A little blip on the hill.
A short brief we repeated to ourselves and our lovely clients, about how we envisioned their getaway residence in the rural community of High Prairie, in Lyle, Washington. Responding to and doing its best to be a quiet addition in its massive 120-acre landscape.
Tucked into a gentle hillside, about 15 miles north of the Columbia Gorge, this modest getaway residence offers a simple comfort in response to its dramatic setting. Sited at the edge of a stand of oaks, the house uses these trees and the slope of the hillside for protection against the often-harsh winds and weather, while expanding outward toward views of the distant volcanic peaks of the Cascade Range. Every aspect of the house, from its siting, its geometry, its arrangement of rooms and privacy, to its treatment of light, structure and materials—is governed by these two priorities. As such, the spaces and materials of the house celebrate honest durability, doing nothing extra in deference to the natural drama of the surroundings. The residence is only doing what it needs to do. Public and private separation is defined by a central site-cast concrete wall in this modest 2 bar plan. A covered communal outdoor space and the main entry court form voids which balance the solidity of the adjacent master and guest bedroom suites. The master suite steps down from the main level, conforming to the existing topography to become a private sanctuary with windows on all sides taking in the view. Two guest bedrooms and a shared bath are nestled into the hillside in a self-contained suite. The building exterior is clad in ground face CMU and sheltered by a weathering steel roof — a nod to the agricultural language of the surrounding area. Two site walls extend from the house’s West face into the topography. Stretching out, these walls anchor the house into the landscape and provide extra protection from the unchallenged prevailing winds

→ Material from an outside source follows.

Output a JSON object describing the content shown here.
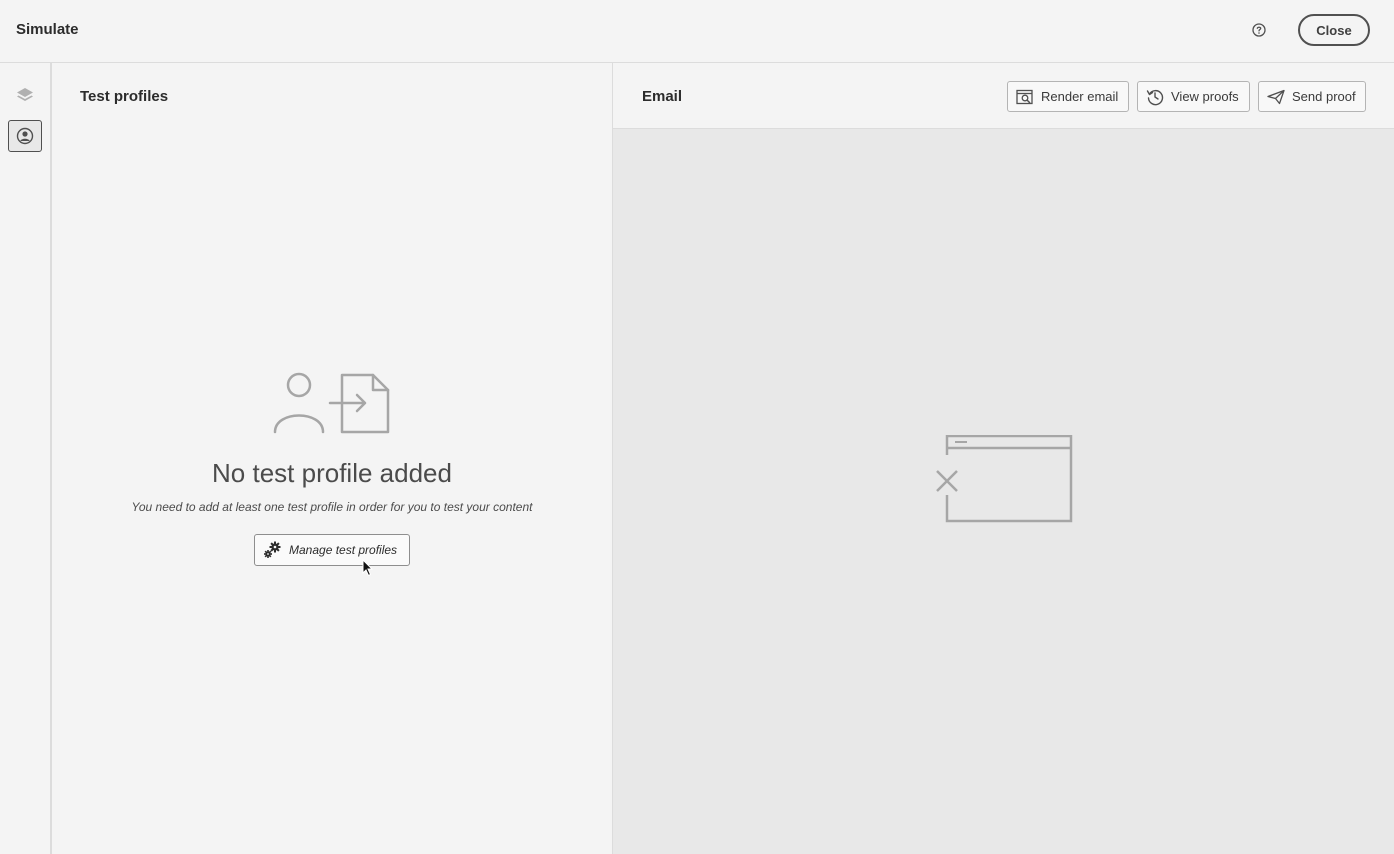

Completed late fall 2019.
2021 AIA Central WA Honor Award
Photography by Lara Swimmer